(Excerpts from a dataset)
==============================
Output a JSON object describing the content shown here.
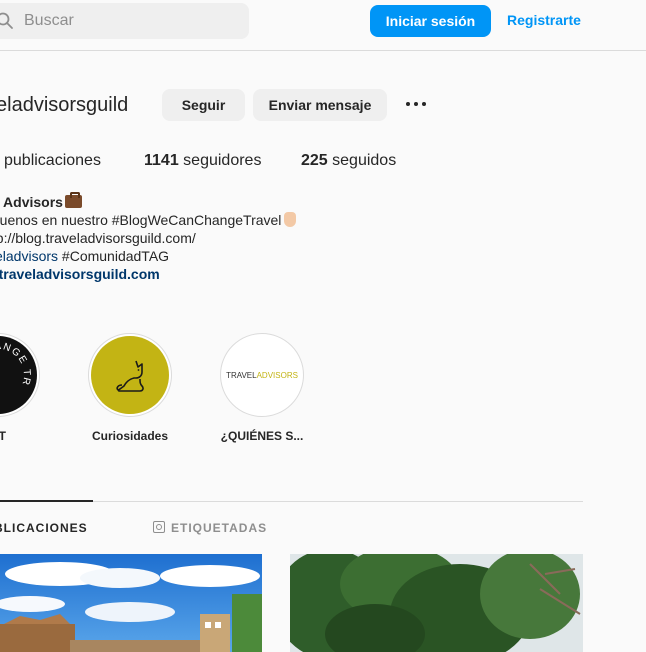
{
  "search": {
    "placeholder": "Buscar"
  },
  "auth": {
    "login_label": "Iniciar sesión",
    "register_label": "Registrarte"
  },
  "profile": {
    "username": "veladvisorsguild",
    "follow_label": "Seguir",
    "message_label": "Enviar mensaje",
    "stats": {
      "posts_label": "publicaciones",
      "followers_count": "1141",
      "followers_label": "seguidores",
      "following_count": "225",
      "following_label": "seguidos"
    },
    "bio": {
      "name": "el Advisors",
      "line1": "íguenos en nuestro #BlogWeCanChangeTravel",
      "line2": "ttp://blog.traveladvisorsguild.com/",
      "line3_tag": "veladvisors",
      "line3_rest": " #ComunidadTAG",
      "link": "v.traveladvisorsguild.com"
    }
  },
  "highlights": [
    {
      "label": "CT",
      "ring_text": "CHANGE TR"
    },
    {
      "label": "Curiosidades",
      "color": "#c3b414"
    },
    {
      "label": "¿QUIÉNES S...",
      "logo_travel": "TRAVEL",
      "logo_advisors": "ADVISORS"
    }
  ],
  "tabs": {
    "active": "BLICACIONES",
    "inactive": "ETIQUETADAS"
  },
  "colors": {
    "accent": "#0095f6",
    "link": "#00376b",
    "highlight_yellow": "#c3b414"
  }
}
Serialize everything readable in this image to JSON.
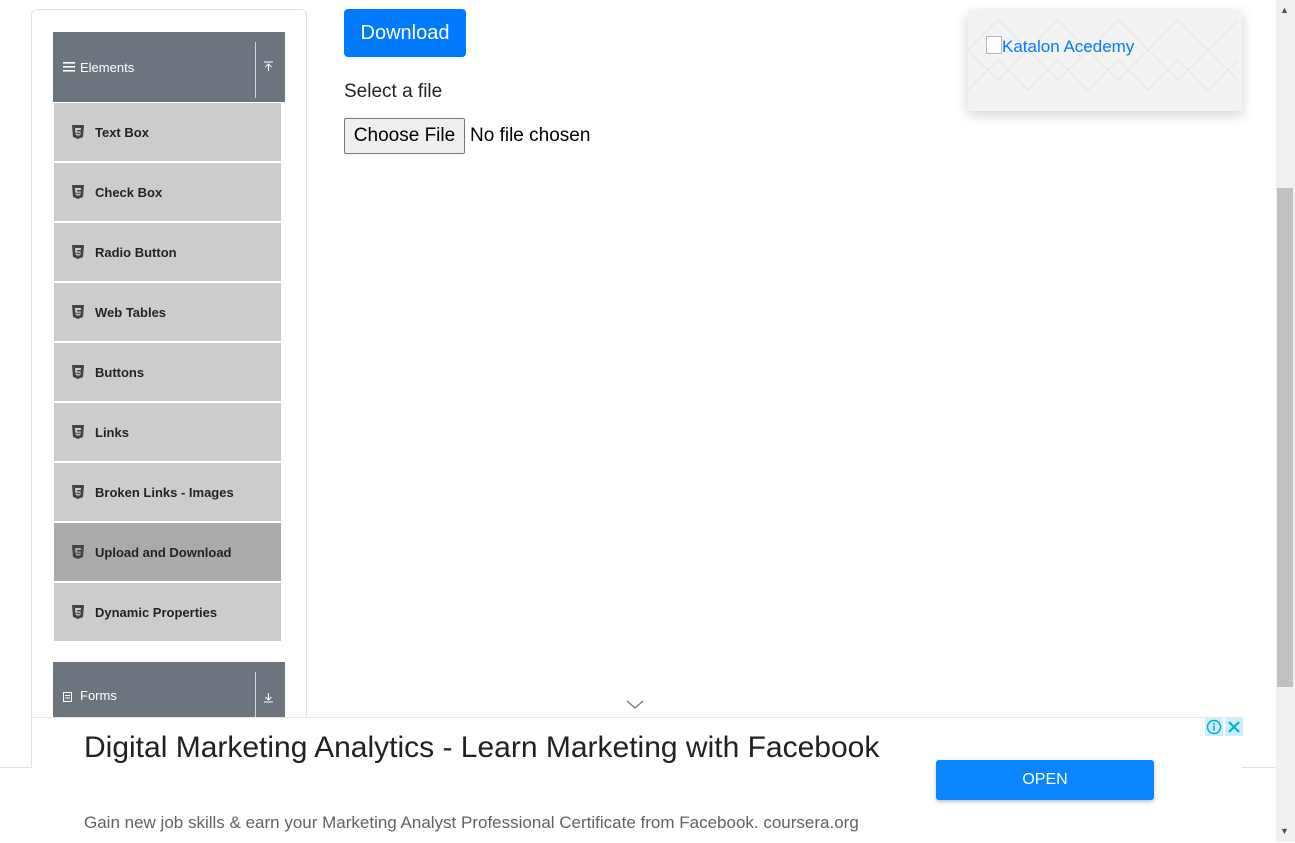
{
  "sidebar": {
    "elements_header": {
      "label": "Elements",
      "icon": "hamburger-icon",
      "arrow": "collapse-arrow-icon"
    },
    "items": [
      {
        "label": "Text Box"
      },
      {
        "label": "Check Box"
      },
      {
        "label": "Radio Button"
      },
      {
        "label": "Web Tables"
      },
      {
        "label": "Buttons"
      },
      {
        "label": "Links"
      },
      {
        "label": "Broken Links - Images"
      },
      {
        "label": "Upload and Download",
        "active": true
      },
      {
        "label": "Dynamic Properties"
      }
    ],
    "forms_header": {
      "label": "Forms",
      "icon": "form-icon",
      "arrow": "expand-arrow-icon"
    }
  },
  "main": {
    "download_label": "Download",
    "select_label": "Select a file",
    "choose_label": "Choose File",
    "file_status": "No file chosen"
  },
  "ad_top": {
    "alt_text": "Katalon Acedemy"
  },
  "ad_bottom": {
    "title": "Digital Marketing Analytics - Learn Marketing with Facebook",
    "subtitle": "Gain new job skills & earn your Marketing Analyst Professional Certificate from Facebook. coursera.org",
    "open_label": "OPEN"
  },
  "colors": {
    "primary": "#007bff",
    "header_bg": "#6c757d",
    "item_bg": "#cccccc",
    "active_bg": "#aaaaaa"
  }
}
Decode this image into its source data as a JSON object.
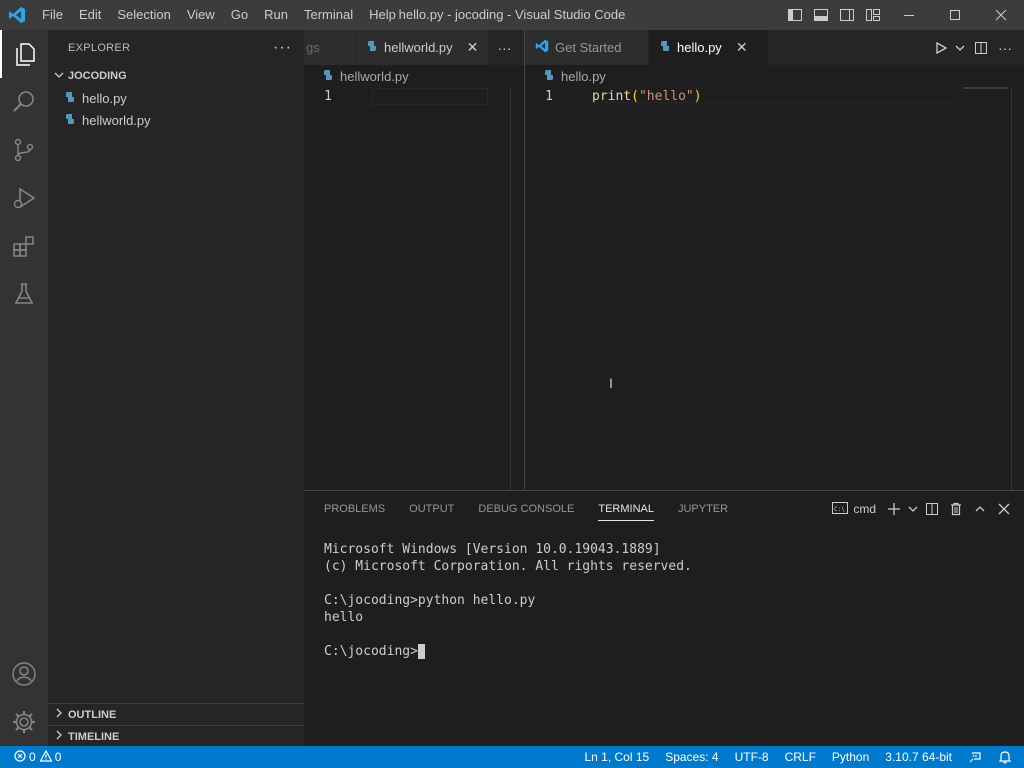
{
  "menu": [
    "File",
    "Edit",
    "Selection",
    "View",
    "Go",
    "Run",
    "Terminal",
    "Help"
  ],
  "window_title": "hello.py - jocoding - Visual Studio Code",
  "sidebar": {
    "title": "EXPLORER",
    "folder": "JOCODING",
    "files": [
      "hello.py",
      "hellworld.py"
    ],
    "outline": "OUTLINE",
    "timeline": "TIMELINE"
  },
  "group1": {
    "partial_tab": "gs",
    "tab_label": "hellworld.py",
    "breadcrumb": "hellworld.py",
    "line_number": "1"
  },
  "group2": {
    "tab_get_started": "Get Started",
    "tab_active": "hello.py",
    "breadcrumb": "hello.py",
    "line_number": "1",
    "code_fn": "print",
    "code_open": "(",
    "code_str": "\"hello\"",
    "code_close": ")"
  },
  "panel": {
    "tabs": [
      "PROBLEMS",
      "OUTPUT",
      "DEBUG CONSOLE",
      "TERMINAL",
      "JUPYTER"
    ],
    "active_tab": "TERMINAL",
    "shell": "cmd",
    "terminal_lines": [
      "Microsoft Windows [Version 10.0.19043.1889]",
      "(c) Microsoft Corporation. All rights reserved.",
      "",
      "C:\\jocoding>python hello.py",
      "hello",
      ""
    ],
    "prompt": "C:\\jocoding>"
  },
  "status": {
    "errors": "0",
    "warnings": "0",
    "position": "Ln 1, Col 15",
    "spaces": "Spaces: 4",
    "encoding": "UTF-8",
    "eol": "CRLF",
    "language": "Python",
    "interpreter": "3.10.7 64-bit"
  },
  "colors": {
    "accent": "#007acc",
    "python_icon": "#519aba",
    "string": "#ce9178",
    "function": "#dcdcaa"
  }
}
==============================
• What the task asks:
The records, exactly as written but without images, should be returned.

• Solution:
Output a JSON object describing the content shown here.
{
  "search": {
    "placeholder": "Buscar"
  },
  "auth": {
    "login_label": "Iniciar sesión",
    "register_label": "Registrarte"
  },
  "profile": {
    "username": "veladvisorsguild",
    "follow_label": "Seguir",
    "message_label": "Enviar mensaje",
    "stats": {
      "posts_label": "publicaciones",
      "followers_count": "1141",
      "followers_label": "seguidores",
      "following_count": "225",
      "following_label": "seguidos"
    },
    "bio": {
      "name": "el Advisors",
      "line1": "íguenos en nuestro #BlogWeCanChangeTravel",
      "line2": "ttp://blog.traveladvisorsguild.com/",
      "line3_tag": "veladvisors",
      "line3_rest": " #ComunidadTAG",
      "link": "v.traveladvisorsguild.com"
    }
  },
  "highlights": [
    {
      "label": "CT",
      "ring_text": "CHANGE TR"
    },
    {
      "label": "Curiosidades",
      "color": "#c3b414"
    },
    {
      "label": "¿QUIÉNES S...",
      "logo_travel": "TRAVEL",
      "logo_advisors": "ADVISORS"
    }
  ],
  "tabs": {
    "active": "BLICACIONES",
    "inactive": "ETIQUETADAS"
  },
  "colors": {
    "accent": "#0095f6",
    "link": "#00376b",
    "highlight_yellow": "#c3b414"
  }
}
Serialize everything readable in this image to JSON.
{
  "sidebar": {
    "elements_header": {
      "label": "Elements",
      "icon": "hamburger-icon",
      "arrow": "collapse-arrow-icon"
    },
    "items": [
      {
        "label": "Text Box"
      },
      {
        "label": "Check Box"
      },
      {
        "label": "Radio Button"
      },
      {
        "label": "Web Tables"
      },
      {
        "label": "Buttons"
      },
      {
        "label": "Links"
      },
      {
        "label": "Broken Links - Images"
      },
      {
        "label": "Upload and Download",
        "active": true
      },
      {
        "label": "Dynamic Properties"
      }
    ],
    "forms_header": {
      "label": "Forms",
      "icon": "form-icon",
      "arrow": "expand-arrow-icon"
    }
  },
  "main": {
    "download_label": "Download",
    "select_label": "Select a file",
    "choose_label": "Choose File",
    "file_status": "No file chosen"
  },
  "ad_top": {
    "alt_text": "Katalon Acedemy"
  },
  "ad_bottom": {
    "title": "Digital Marketing Analytics - Learn Marketing with Facebook",
    "subtitle": "Gain new job skills & earn your Marketing Analyst Professional Certificate from Facebook. coursera.org",
    "open_label": "OPEN"
  },
  "colors": {
    "primary": "#007bff",
    "header_bg": "#6c757d",
    "item_bg": "#cccccc",
    "active_bg": "#aaaaaa"
  }
}
Decode this image into its source data as a JSON object.
{
  "menu": [
    "File",
    "Edit",
    "Selection",
    "View",
    "Go",
    "Run",
    "Terminal",
    "Help"
  ],
  "window_title": "hello.py - jocoding - Visual Studio Code",
  "sidebar": {
    "title": "EXPLORER",
    "folder": "JOCODING",
    "files": [
      "hello.py",
      "hellworld.py"
    ],
    "outline": "OUTLINE",
    "timeline": "TIMELINE"
  },
  "group1": {
    "partial_tab": "gs",
    "tab_label": "hellworld.py",
    "breadcrumb": "hellworld.py",
    "line_number": "1"
  },
  "group2": {
    "tab_get_started": "Get Started",
    "tab_active": "hello.py",
    "breadcrumb": "hello.py",
    "line_number": "1",
    "code_fn": "print",
    "code_open": "(",
    "code_str": "\"hello\"",
    "code_close": ")"
  },
  "panel": {
    "tabs": [
      "PROBLEMS",
      "OUTPUT",
      "DEBUG CONSOLE",
      "TERMINAL",
      "JUPYTER"
    ],
    "active_tab": "TERMINAL",
    "shell": "cmd",
    "terminal_lines": [
      "Microsoft Windows [Version 10.0.19043.1889]",
      "(c) Microsoft Corporation. All rights reserved.",
      "",
      "C:\\jocoding>python hello.py",
      "hello",
      ""
    ],
    "prompt": "C:\\jocoding>"
  },
  "status": {
    "errors": "0",
    "warnings": "0",
    "position": "Ln 1, Col 15",
    "spaces": "Spaces: 4",
    "encoding": "UTF-8",
    "eol": "CRLF",
    "language": "Python",
    "interpreter": "3.10.7 64-bit"
  },
  "colors": {
    "accent": "#007acc",
    "python_icon": "#519aba",
    "string": "#ce9178",
    "function": "#dcdcaa"
  }
}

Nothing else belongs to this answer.